Finally, is there much difference between Mr. Sosa’s cheating with a doctored bat and Pete Rose’s potential cheating by betting on baseball games (if that’s what he did). After all, it’s not the bet that is the problem, it’s the possibility of intentionally losing a game to favor the bet that is the problem. The fact of the bet only provides motive for intentionally losing a game. Strong evidence, true, but it is throwing a game that is the real fault in that case. Perhaps a penalty more like that given to Mr. Rose (lifetime ban from baseball) would prevent corked bats.
No proof, of course, of these theories; but clearly the pressure to put on a good “show” comes from both external (media) and internal sources, both individual and organizational.p>Despite my suspicions, even if correct, I still enjoy baseball as a spectator more than any of the other “major league” sports. They all have their own set of peculiarities. Recall George Carlin’s routine comparing terminology used to describe baseball to that of football. Field vs. stadium. Cap vs. helmet. End zone vs. home plate. He had many more. Similar contrasts can be drawn between baseball and basketball, hockey and other sports. br> — Richard Renken br> Chesterfield, MO /p>
A man of faith in a godless age is hitting Americans where it hurts.
Mr. and Mrs. American Spectator Reader, let P.J. O’Rourke talk sense to your kids.

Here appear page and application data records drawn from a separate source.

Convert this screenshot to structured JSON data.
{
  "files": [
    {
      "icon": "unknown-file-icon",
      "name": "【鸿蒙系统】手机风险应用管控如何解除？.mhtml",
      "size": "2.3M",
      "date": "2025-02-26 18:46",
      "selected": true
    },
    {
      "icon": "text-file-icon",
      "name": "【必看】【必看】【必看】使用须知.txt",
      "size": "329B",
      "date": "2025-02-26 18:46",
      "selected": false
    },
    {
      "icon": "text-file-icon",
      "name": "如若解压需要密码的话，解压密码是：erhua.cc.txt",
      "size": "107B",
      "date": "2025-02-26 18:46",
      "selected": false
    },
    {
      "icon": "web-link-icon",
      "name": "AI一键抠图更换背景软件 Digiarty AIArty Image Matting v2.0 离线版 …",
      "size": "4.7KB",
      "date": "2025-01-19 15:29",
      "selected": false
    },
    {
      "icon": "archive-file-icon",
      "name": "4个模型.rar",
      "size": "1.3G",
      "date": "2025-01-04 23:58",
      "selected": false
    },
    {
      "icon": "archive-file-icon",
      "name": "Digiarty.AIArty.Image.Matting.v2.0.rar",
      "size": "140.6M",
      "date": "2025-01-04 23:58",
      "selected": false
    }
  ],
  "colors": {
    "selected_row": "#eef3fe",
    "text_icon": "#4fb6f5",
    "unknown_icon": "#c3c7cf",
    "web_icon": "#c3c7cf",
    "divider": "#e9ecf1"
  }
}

In Britain, defending your property can get you life.
The debacle of this president’s administration is both a cause and a symptom of the decline of American values. Unless Congress impeaches him, that decline will go on unchecked. An eminent jurist surveys the damage and assesses the chances for the recovery of our culture.
It won’t take long for conservatives to scratch this presidential wannabe off their 2008 scorecard.
The American Christmas, like the songs that celebrate it, makes room for everybody under the rainbow. Is that why so many people seem to be hostile to it?
Was the President done in by the economy, or by the politics of the economy?